== Data extract ==

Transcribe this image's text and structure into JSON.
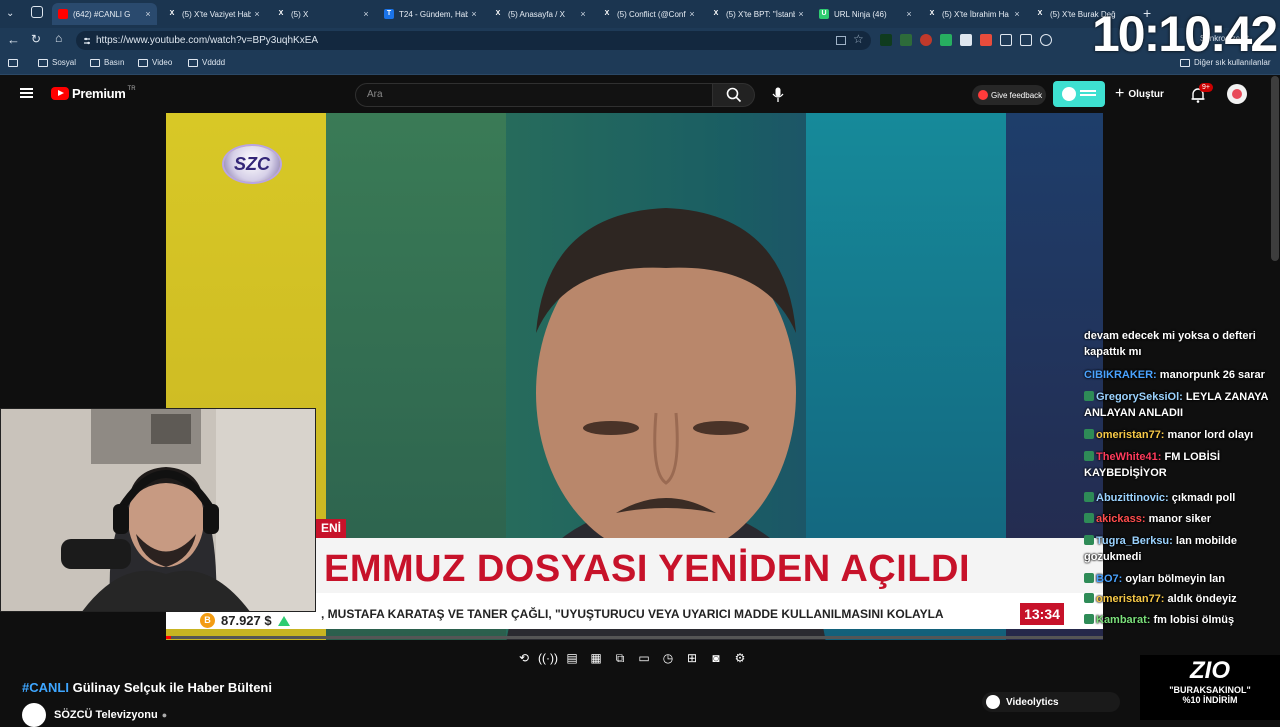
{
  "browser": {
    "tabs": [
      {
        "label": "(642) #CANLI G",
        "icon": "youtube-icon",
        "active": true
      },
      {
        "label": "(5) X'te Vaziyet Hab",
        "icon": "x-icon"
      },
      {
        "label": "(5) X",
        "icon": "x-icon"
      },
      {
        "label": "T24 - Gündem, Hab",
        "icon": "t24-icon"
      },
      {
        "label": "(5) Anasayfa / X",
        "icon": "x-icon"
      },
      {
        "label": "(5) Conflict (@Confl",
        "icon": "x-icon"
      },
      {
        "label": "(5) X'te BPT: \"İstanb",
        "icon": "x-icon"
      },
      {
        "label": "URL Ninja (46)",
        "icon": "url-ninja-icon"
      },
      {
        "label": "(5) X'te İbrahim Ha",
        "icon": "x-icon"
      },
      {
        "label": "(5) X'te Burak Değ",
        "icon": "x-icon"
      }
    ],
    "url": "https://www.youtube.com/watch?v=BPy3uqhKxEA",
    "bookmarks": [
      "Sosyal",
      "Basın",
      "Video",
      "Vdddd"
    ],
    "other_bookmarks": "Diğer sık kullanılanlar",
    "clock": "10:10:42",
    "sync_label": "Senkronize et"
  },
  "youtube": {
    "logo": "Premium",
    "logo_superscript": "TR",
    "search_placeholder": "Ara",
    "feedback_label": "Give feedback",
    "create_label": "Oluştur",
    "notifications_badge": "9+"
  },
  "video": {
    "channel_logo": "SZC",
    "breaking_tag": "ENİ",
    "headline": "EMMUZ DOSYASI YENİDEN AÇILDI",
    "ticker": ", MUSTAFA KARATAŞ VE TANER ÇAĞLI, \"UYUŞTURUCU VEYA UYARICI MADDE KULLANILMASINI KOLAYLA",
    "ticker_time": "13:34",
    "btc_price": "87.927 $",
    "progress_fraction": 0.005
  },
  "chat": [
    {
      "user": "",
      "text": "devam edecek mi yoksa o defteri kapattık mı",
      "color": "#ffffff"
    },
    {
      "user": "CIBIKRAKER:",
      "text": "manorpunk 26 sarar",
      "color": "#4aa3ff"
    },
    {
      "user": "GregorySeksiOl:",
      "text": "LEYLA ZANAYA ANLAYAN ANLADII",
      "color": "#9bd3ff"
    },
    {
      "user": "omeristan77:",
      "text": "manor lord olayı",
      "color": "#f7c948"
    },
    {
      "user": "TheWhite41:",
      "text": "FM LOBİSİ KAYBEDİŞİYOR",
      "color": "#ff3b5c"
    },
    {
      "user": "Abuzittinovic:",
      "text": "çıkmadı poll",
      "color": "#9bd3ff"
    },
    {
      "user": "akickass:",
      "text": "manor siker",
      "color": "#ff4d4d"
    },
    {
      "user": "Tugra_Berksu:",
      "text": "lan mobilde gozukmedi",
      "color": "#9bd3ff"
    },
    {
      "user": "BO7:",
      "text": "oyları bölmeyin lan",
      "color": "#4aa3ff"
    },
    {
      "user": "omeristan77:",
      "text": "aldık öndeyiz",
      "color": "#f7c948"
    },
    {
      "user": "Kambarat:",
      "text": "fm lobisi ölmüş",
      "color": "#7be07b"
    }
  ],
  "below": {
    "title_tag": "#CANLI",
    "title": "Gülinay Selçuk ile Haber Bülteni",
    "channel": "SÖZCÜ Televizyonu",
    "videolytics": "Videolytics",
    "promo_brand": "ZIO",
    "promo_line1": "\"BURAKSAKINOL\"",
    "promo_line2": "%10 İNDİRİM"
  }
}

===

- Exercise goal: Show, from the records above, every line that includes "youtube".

- Problem solution:
        "icon": "youtube-icon",
    "url": "https://www.youtube.com/watch?v=BPy3uqhKxEA",
  "youtube": {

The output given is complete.